Jean Segura2007 International Free Agent ($70,000)
Zack Cozart79th overall, 2007 draft
Andrelton Simmons70th overall, 2010 draft

Looking at this list we see that there were 18 total shortstops that made the list in that three year time frame (several players made more than one list). Let’s take a look deeper at this by breaking it down into two parts: The players who were drafted and the players from the international market. We will jump into the players who were drafted first.

There were 11 players that were drafted that made the list. Not a single player was drafted beyond the second round, with Zack Cozart being the latest pick, coming in at 79th overall in the 2007 draft. Let’s remember that there are over 1000 players drafted every year. Seven of the 11 players were taken in the top 18 picks of the draft. Basically, if you are going to find an elite level shortstop prospect (those who are good enough to crack the Baseball America Top 100 list), then you need to find one in the first two rounds of the draft, but most likely within the first 20 picks. Those picks are going to cost anywhere from about $500,000-$6,000,000 depending on how high up you draft a guy.

Looking at the seven international signings that made the cut things get a bit more interesting. There are two groups of players here. The top four guys all signed for at least $410,000 and the average cost of signing a player from that group was just over $800,000. These players were all on the radar of just about every team in baseball and had more than a few teams vying for their services. Money talks, but on the international market there are a whole lot of politics and years upon years of relationships that have just as much, if not more to do with where these players wind up signing. Then there is the group of three players who all signed for less than $100,000. These guys weren’t on the radar of all of the teams and were likely only being pursued by a few teams. They were seen more as guys who may one day figure something out, but weren’t close to sure things like the guys from the other group were representing. They were educated lottery ticket buys that wound up paying off quite well.

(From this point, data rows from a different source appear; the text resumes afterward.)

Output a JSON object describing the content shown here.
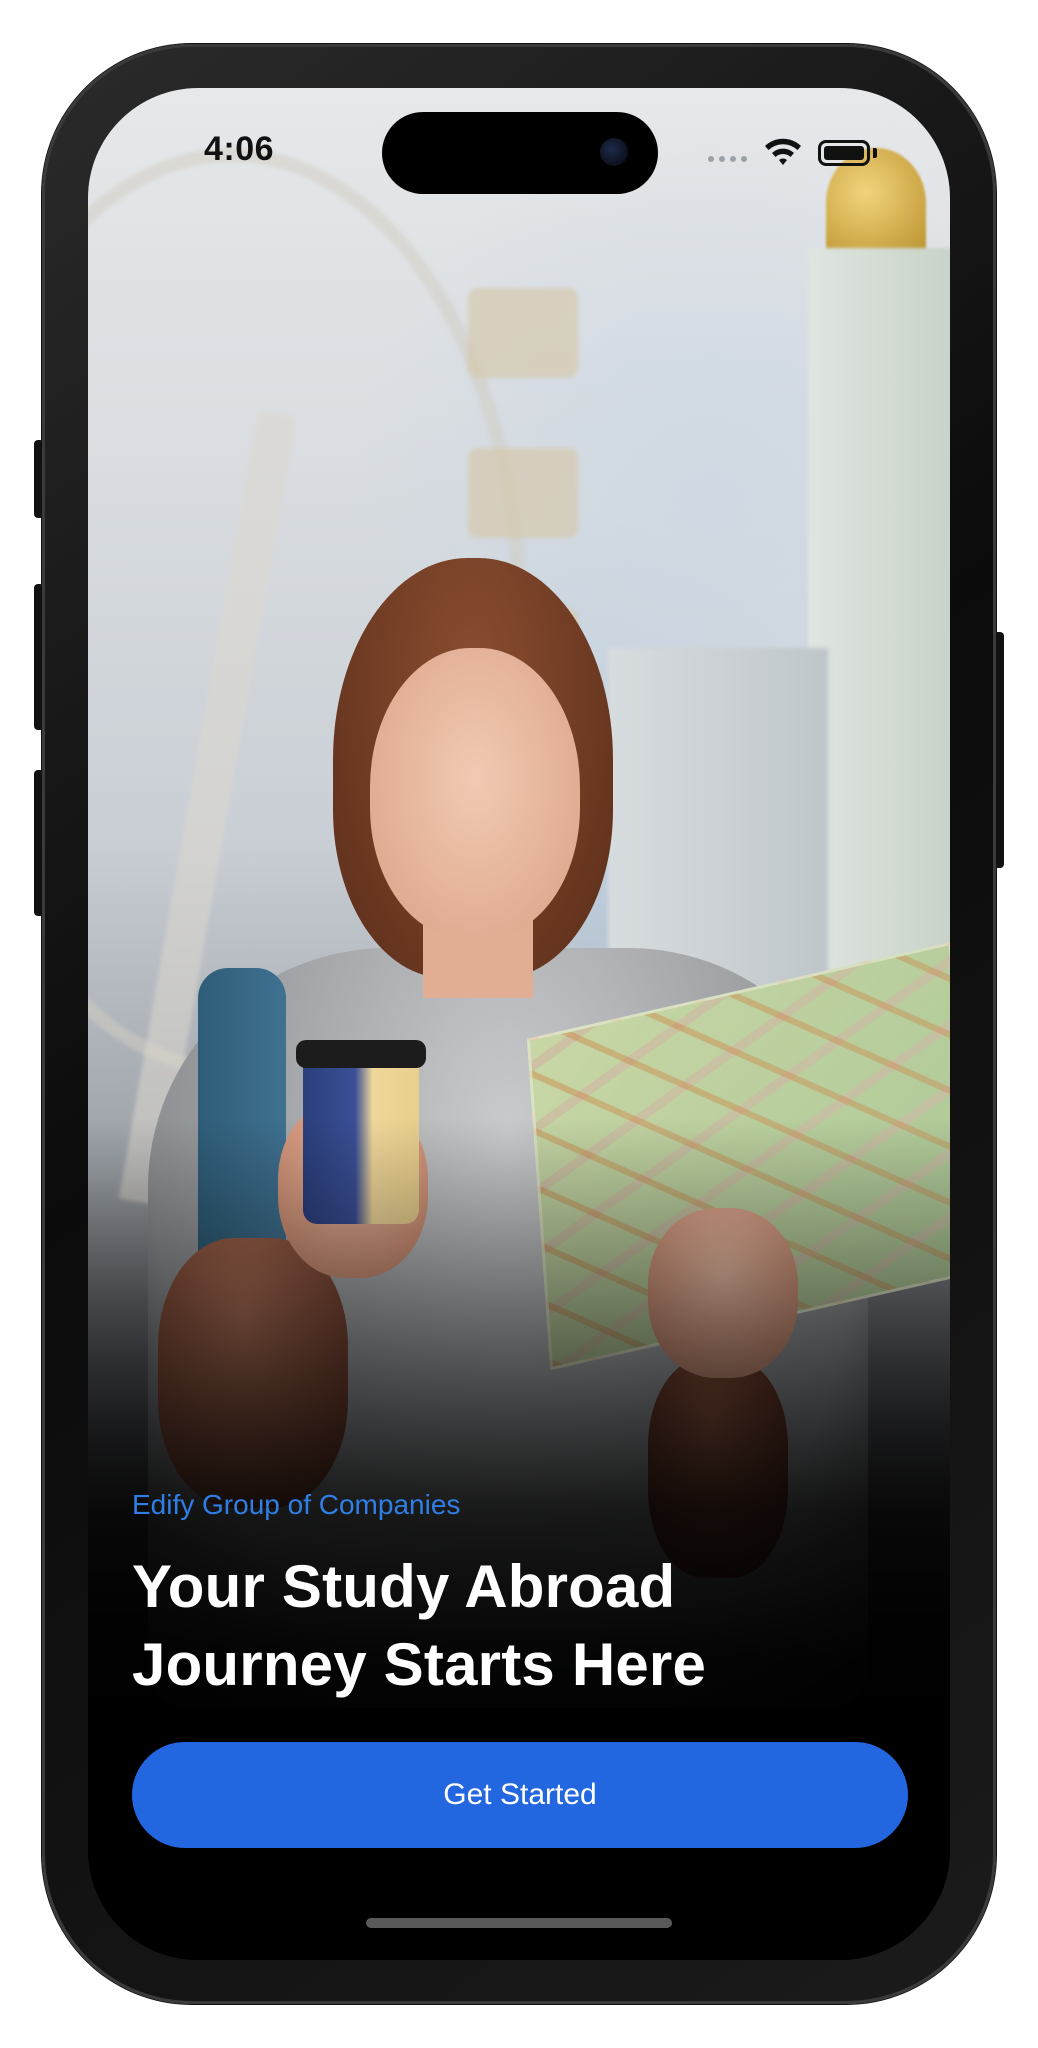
{
  "status_bar": {
    "time": "4:06",
    "icons": [
      "signal-dots-icon",
      "wifi-icon",
      "battery-icon"
    ]
  },
  "hero": {
    "brand": "Edify Group of Companies",
    "headline_line1": "Your Study Abroad",
    "headline_line2": "Journey Starts Here"
  },
  "cta": {
    "label": "Get Started"
  },
  "colors": {
    "brand_text": "#2f7ee6",
    "cta_background": "#2266e0",
    "headline_text": "#ffffff",
    "screen_background": "#000000"
  }
}
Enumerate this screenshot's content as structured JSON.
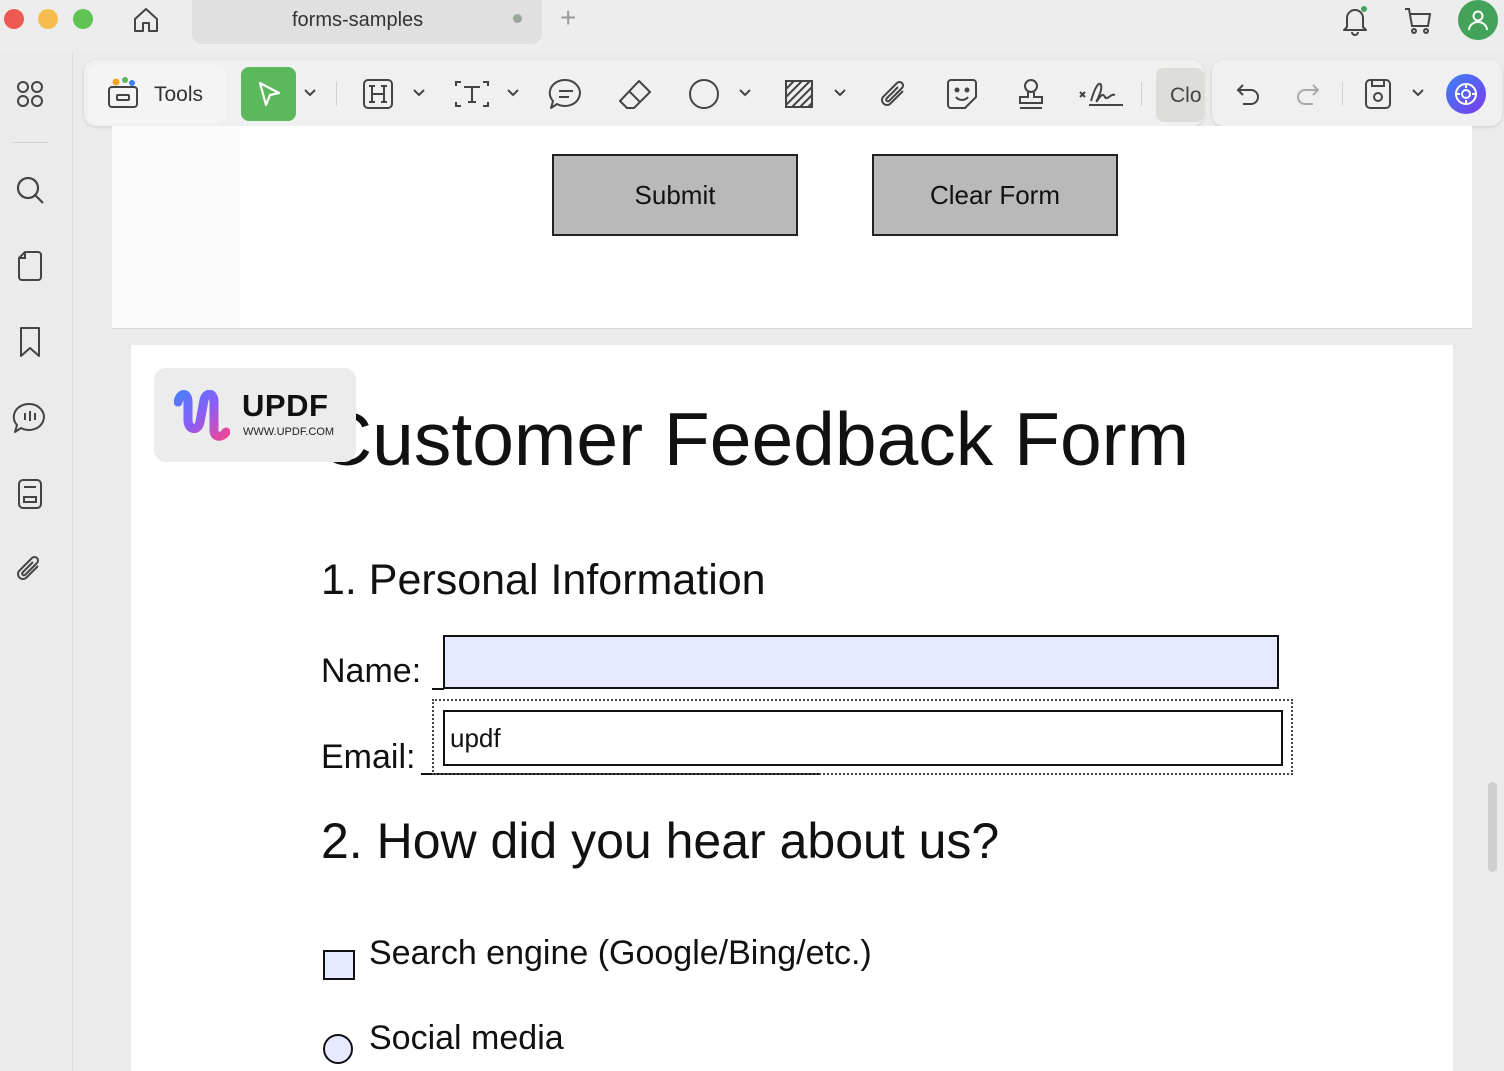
{
  "window": {
    "tab_title": "forms-samples"
  },
  "toolbar": {
    "tools_label": "Tools",
    "clo_label": "Clo"
  },
  "document": {
    "submit_label": "Submit",
    "clear_label": "Clear Form",
    "logo_name": "UPDF",
    "logo_url": "WWW.UPDF.COM",
    "title": "Customer Feedback Form",
    "section1_title": "1. Personal Information",
    "name_label": "Name:",
    "name_value": "",
    "email_label": "Email:",
    "email_value": "updf",
    "section2_title": "2. How did you hear about us?",
    "options": [
      {
        "label": "Search engine (Google/Bing/etc.)",
        "control": "checkbox"
      },
      {
        "label": "Social media",
        "control": "radio"
      }
    ]
  },
  "colors": {
    "accent_green": "#5cb85c",
    "field_fill": "#e6e9ff",
    "pdf_button_fill": "#b9b9b9",
    "avatar_green": "#43a35a"
  },
  "icons": {
    "titlebar": [
      "home-icon",
      "plus-icon",
      "bell-icon",
      "cart-icon",
      "user-icon"
    ],
    "rail": [
      "grid-icon",
      "search-icon",
      "page-icon",
      "bookmark-icon",
      "comment-icon",
      "form-icon",
      "attachment-icon"
    ],
    "toolbar": [
      "toolbox-icon",
      "select-cursor-icon",
      "heading-icon",
      "text-box-icon",
      "comment-bubble-icon",
      "eraser-icon",
      "circle-shape-icon",
      "hatch-area-icon",
      "paperclip-icon",
      "sticker-icon",
      "stamp-icon",
      "signature-icon",
      "undo-icon",
      "redo-icon",
      "save-icon",
      "ai-assistant-icon"
    ]
  }
}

What does all of this tell us? The first thing is that no matter if you are drafting a shortstop or finding one on the international market, it’s going to be very expensive to bring that kind of guy into your organization. That is of course unless you hit lightning in a bottle and get one of those lottery tickets to pay off on the international side of things who were a lower level signing. At the end of the day, it is very tough to find a Major League shortstop prospect no matter what the route a team goes.